**Records for processing:**
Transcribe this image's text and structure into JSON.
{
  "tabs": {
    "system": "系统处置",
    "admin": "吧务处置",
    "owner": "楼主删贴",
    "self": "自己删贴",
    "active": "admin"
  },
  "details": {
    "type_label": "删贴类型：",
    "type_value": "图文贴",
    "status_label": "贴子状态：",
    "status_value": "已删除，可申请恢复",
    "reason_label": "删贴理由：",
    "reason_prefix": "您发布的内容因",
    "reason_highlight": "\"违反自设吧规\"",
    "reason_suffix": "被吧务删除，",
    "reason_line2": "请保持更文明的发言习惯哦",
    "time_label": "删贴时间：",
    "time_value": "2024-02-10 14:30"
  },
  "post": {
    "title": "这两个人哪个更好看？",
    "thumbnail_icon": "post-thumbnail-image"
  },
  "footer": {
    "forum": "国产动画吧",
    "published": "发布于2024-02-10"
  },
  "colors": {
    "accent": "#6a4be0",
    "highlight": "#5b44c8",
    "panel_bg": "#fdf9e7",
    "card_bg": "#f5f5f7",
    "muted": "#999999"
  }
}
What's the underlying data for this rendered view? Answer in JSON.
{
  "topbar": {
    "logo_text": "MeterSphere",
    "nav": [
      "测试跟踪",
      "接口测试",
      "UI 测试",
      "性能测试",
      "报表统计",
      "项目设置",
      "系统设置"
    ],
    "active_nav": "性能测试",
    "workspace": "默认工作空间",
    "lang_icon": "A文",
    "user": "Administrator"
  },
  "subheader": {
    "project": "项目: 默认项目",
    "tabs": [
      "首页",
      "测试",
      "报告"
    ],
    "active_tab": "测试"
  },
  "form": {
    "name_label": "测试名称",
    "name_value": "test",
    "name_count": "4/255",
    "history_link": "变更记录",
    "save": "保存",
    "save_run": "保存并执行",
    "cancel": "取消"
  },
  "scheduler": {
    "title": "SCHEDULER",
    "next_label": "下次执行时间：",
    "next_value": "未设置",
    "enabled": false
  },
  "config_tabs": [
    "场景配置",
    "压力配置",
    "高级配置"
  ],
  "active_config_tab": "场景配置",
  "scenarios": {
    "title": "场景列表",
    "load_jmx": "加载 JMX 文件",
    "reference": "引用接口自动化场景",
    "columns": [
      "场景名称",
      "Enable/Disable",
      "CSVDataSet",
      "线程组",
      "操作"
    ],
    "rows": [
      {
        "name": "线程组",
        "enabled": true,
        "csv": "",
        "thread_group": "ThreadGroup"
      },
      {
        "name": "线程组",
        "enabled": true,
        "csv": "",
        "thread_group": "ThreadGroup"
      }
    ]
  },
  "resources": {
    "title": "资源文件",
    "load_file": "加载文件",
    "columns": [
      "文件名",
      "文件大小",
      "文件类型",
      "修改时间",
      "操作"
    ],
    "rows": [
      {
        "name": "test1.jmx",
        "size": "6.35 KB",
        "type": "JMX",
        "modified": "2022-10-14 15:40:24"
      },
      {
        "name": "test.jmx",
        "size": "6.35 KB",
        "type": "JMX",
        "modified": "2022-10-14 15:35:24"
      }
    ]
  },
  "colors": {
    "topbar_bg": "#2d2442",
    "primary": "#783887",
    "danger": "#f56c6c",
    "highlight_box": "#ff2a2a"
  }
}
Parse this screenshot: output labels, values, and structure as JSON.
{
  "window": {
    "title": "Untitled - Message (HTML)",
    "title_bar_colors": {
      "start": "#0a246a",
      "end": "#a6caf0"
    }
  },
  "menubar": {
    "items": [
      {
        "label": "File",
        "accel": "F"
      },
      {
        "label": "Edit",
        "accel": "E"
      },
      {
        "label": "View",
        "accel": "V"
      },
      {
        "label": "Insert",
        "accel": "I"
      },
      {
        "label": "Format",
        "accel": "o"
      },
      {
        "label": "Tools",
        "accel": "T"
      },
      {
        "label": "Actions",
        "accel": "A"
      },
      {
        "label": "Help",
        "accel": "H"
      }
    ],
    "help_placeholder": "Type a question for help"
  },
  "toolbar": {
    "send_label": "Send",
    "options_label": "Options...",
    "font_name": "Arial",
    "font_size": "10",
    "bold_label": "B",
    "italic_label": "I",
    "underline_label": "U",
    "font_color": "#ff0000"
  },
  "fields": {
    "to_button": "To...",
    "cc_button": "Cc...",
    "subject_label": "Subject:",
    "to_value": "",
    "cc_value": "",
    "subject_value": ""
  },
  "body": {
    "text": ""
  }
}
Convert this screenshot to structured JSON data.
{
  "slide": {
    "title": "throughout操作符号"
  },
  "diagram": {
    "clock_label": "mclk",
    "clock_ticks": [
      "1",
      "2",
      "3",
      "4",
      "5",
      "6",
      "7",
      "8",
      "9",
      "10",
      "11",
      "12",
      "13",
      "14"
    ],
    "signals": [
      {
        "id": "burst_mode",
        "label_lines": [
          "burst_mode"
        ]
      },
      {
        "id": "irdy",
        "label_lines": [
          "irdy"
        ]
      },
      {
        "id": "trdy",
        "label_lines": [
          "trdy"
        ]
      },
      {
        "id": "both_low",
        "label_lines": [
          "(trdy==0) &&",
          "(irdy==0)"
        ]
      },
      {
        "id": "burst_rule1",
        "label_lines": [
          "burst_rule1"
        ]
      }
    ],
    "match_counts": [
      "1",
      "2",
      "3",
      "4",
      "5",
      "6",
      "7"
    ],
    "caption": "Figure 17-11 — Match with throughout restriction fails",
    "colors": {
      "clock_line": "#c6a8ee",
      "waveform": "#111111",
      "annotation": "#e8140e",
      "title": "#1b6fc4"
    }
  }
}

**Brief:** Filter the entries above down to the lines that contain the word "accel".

**Problem solution:**
        "accel": "F"
        "accel": "E"
        "accel": "V"
        "accel": "I"
        "accel": "o"
        "accel": "T"
        "accel": "A"
        "accel": "H"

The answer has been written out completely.